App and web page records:
# # #

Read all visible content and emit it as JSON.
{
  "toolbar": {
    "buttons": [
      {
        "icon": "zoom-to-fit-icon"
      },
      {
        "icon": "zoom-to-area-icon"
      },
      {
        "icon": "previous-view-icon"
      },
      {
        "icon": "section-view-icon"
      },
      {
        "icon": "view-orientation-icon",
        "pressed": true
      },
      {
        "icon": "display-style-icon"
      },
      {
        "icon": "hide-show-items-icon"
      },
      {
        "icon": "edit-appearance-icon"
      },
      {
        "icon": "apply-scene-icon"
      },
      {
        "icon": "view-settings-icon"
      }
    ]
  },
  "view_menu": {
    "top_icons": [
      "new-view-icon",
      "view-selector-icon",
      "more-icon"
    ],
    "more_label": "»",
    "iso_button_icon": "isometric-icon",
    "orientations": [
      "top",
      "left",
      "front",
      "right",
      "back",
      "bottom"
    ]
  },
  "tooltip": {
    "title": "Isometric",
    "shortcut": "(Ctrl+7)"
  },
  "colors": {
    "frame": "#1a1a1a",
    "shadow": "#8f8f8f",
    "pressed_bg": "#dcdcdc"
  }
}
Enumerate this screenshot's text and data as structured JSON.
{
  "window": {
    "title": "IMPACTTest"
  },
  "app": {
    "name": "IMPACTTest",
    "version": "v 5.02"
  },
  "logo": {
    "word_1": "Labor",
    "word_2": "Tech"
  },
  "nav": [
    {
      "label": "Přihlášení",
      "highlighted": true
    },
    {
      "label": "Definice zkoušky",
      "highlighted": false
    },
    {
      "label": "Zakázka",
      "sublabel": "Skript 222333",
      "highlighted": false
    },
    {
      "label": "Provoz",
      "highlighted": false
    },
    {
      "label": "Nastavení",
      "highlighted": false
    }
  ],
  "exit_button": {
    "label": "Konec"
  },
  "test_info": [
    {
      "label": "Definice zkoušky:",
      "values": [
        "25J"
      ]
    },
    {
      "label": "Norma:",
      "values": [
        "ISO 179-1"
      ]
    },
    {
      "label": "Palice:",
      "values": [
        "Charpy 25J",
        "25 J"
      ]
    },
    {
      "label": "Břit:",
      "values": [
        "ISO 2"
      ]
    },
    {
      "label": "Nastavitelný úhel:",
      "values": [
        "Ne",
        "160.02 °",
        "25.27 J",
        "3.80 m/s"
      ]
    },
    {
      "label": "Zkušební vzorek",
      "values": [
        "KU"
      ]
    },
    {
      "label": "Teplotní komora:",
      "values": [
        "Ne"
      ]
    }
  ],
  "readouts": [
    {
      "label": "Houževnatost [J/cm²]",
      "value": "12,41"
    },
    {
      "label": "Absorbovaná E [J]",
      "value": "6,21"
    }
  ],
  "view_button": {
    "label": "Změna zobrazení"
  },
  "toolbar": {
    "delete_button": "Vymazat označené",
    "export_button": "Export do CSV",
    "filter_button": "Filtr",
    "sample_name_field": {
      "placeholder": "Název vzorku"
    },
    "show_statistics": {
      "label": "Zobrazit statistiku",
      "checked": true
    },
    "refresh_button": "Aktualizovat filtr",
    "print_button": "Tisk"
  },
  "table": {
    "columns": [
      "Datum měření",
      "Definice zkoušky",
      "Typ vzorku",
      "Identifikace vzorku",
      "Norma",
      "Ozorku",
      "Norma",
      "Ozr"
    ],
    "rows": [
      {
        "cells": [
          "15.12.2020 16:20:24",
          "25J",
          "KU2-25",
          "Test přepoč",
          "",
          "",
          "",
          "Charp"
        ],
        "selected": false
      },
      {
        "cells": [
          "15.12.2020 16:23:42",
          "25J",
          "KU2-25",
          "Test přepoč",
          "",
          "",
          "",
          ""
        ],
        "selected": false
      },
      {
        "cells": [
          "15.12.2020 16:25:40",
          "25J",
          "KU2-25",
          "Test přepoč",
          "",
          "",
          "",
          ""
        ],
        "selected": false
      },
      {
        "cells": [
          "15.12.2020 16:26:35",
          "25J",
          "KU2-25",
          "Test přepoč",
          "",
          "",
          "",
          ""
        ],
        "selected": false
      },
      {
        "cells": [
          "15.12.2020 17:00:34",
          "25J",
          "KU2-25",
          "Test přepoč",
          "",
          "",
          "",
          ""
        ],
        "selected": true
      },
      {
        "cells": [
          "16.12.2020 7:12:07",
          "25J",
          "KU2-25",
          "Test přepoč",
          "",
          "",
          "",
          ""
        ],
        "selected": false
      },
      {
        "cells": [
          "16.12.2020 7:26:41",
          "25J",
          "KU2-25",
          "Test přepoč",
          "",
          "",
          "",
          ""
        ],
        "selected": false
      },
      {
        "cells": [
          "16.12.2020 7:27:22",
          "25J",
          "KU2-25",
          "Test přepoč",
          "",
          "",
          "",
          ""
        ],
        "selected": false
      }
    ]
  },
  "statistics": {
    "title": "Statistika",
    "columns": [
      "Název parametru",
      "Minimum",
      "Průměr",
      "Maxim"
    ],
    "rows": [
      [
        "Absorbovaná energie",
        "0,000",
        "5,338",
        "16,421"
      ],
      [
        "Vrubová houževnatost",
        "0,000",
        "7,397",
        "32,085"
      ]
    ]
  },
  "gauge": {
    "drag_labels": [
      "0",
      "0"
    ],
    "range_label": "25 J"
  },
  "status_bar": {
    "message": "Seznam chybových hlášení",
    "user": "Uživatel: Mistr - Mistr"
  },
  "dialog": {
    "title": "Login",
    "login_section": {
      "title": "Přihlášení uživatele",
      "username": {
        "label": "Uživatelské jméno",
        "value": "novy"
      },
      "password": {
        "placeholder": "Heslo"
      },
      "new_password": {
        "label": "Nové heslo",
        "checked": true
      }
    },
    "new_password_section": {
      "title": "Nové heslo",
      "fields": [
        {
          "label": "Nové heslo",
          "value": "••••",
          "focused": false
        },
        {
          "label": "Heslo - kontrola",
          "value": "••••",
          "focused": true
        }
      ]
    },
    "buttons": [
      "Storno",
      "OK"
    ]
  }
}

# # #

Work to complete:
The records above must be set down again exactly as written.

Expected answer:
Read all visible content and emit it as JSON.
{
  "toolbar": {
    "buttons": [
      {
        "icon": "zoom-to-fit-icon"
      },
      {
        "icon": "zoom-to-area-icon"
      },
      {
        "icon": "previous-view-icon"
      },
      {
        "icon": "section-view-icon"
      },
      {
        "icon": "view-orientation-icon",
        "pressed": true
      },
      {
        "icon": "display-style-icon"
      },
      {
        "icon": "hide-show-items-icon"
      },
      {
        "icon": "edit-appearance-icon"
      },
      {
        "icon": "apply-scene-icon"
      },
      {
        "icon": "view-settings-icon"
      }
    ]
  },
  "view_menu": {
    "top_icons": [
      "new-view-icon",
      "view-selector-icon",
      "more-icon"
    ],
    "more_label": "»",
    "iso_button_icon": "isometric-icon",
    "orientations": [
      "top",
      "left",
      "front",
      "right",
      "back",
      "bottom"
    ]
  },
  "tooltip": {
    "title": "Isometric",
    "shortcut": "(Ctrl+7)"
  },
  "colors": {
    "frame": "#1a1a1a",
    "shadow": "#8f8f8f",
    "pressed_bg": "#dcdcdc"
  }
}
Enumerate this screenshot's text and data as structured JSON.
{
  "window": {
    "title": "IMPACTTest"
  },
  "app": {
    "name": "IMPACTTest",
    "version": "v 5.02"
  },
  "logo": {
    "word_1": "Labor",
    "word_2": "Tech"
  },
  "nav": [
    {
      "label": "Přihlášení",
      "highlighted": true
    },
    {
      "label": "Definice zkoušky",
      "highlighted": false
    },
    {
      "label": "Zakázka",
      "sublabel": "Skript 222333",
      "highlighted": false
    },
    {
      "label": "Provoz",
      "highlighted": false
    },
    {
      "label": "Nastavení",
      "highlighted": false
    }
  ],
  "exit_button": {
    "label": "Konec"
  },
  "test_info": [
    {
      "label": "Definice zkoušky:",
      "values": [
        "25J"
      ]
    },
    {
      "label": "Norma:",
      "values": [
        "ISO 179-1"
      ]
    },
    {
      "label": "Palice:",
      "values": [
        "Charpy 25J",
        "25 J"
      ]
    },
    {
      "label": "Břit:",
      "values": [
        "ISO 2"
      ]
    },
    {
      "label": "Nastavitelný úhel:",
      "values": [
        "Ne",
        "160.02 °",
        "25.27 J",
        "3.80 m/s"
      ]
    },
    {
      "label": "Zkušební vzorek",
      "values": [
        "KU"
      ]
    },
    {
      "label": "Teplotní komora:",
      "values": [
        "Ne"
      ]
    }
  ],
  "readouts": [
    {
      "label": "Houževnatost [J/cm²]",
      "value": "12,41"
    },
    {
      "label": "Absorbovaná E [J]",
      "value": "6,21"
    }
  ],
  "view_button": {
    "label": "Změna zobrazení"
  },
  "toolbar": {
    "delete_button": "Vymazat označené",
    "export_button": "Export do CSV",
    "filter_button": "Filtr",
    "sample_name_field": {
      "placeholder": "Název vzorku"
    },
    "show_statistics": {
      "label": "Zobrazit statistiku",
      "checked": true
    },
    "refresh_button": "Aktualizovat filtr",
    "print_button": "Tisk"
  },
  "table": {
    "columns": [
      "Datum měření",
      "Definice zkoušky",
      "Typ vzorku",
      "Identifikace vzorku",
      "Norma",
      "Ozorku",
      "Norma",
      "Ozr"
    ],
    "rows": [
      {
        "cells": [
          "15.12.2020 16:20:24",
          "25J",
          "KU2-25",
          "Test přepoč",
          "",
          "",
          "",
          "Charp"
        ],
        "selected": false
      },
      {
        "cells": [
          "15.12.2020 16:23:42",
          "25J",
          "KU2-25",
          "Test přepoč",
          "",
          "",
          "",
          ""
        ],
        "selected": false
      },
      {
        "cells": [
          "15.12.2020 16:25:40",
          "25J",
          "KU2-25",
          "Test přepoč",
          "",
          "",
          "",
          ""
        ],
        "selected": false
      },
      {
        "cells": [
          "15.12.2020 16:26:35",
          "25J",
          "KU2-25",
          "Test přepoč",
          "",
          "",
          "",
          ""
        ],
        "selected": false
      },
      {
        "cells": [
          "15.12.2020 17:00:34",
          "25J",
          "KU2-25",
          "Test přepoč",
          "",
          "",
          "",
          ""
        ],
        "selected": true
      },
      {
        "cells": [
          "16.12.2020 7:12:07",
          "25J",
          "KU2-25",
          "Test přepoč",
          "",
          "",
          "",
          ""
        ],
        "selected": false
      },
      {
        "cells": [
          "16.12.2020 7:26:41",
          "25J",
          "KU2-25",
          "Test přepoč",
          "",
          "",
          "",
          ""
        ],
        "selected": false
      },
      {
        "cells": [
          "16.12.2020 7:27:22",
          "25J",
          "KU2-25",
          "Test přepoč",
          "",
          "",
          "",
          ""
        ],
        "selected": false
      }
    ]
  },
  "statistics": {
    "title": "Statistika",
    "columns": [
      "Název parametru",
      "Minimum",
      "Průměr",
      "Maxim"
    ],
    "rows": [
      [
        "Absorbovaná energie",
        "0,000",
        "5,338",
        "16,421"
      ],
      [
        "Vrubová houževnatost",
        "0,000",
        "7,397",
        "32,085"
      ]
    ]
  },
  "gauge": {
    "drag_labels": [
      "0",
      "0"
    ],
    "range_label": "25 J"
  },
  "status_bar": {
    "message": "Seznam chybových hlášení",
    "user": "Uživatel: Mistr - Mistr"
  },
  "dialog": {
    "title": "Login",
    "login_section": {
      "title": "Přihlášení uživatele",
      "username": {
        "label": "Uživatelské jméno",
        "value": "novy"
      },
      "password": {
        "placeholder": "Heslo"
      },
      "new_password": {
        "label": "Nové heslo",
        "checked": true
      }
    },
    "new_password_section": {
      "title": "Nové heslo",
      "fields": [
        {
          "label": "Nové heslo",
          "value": "••••",
          "focused": false
        },
        {
          "label": "Heslo - kontrola",
          "value": "••••",
          "focused": true
        }
      ]
    },
    "buttons": [
      "Storno",
      "OK"
    ]
  }
}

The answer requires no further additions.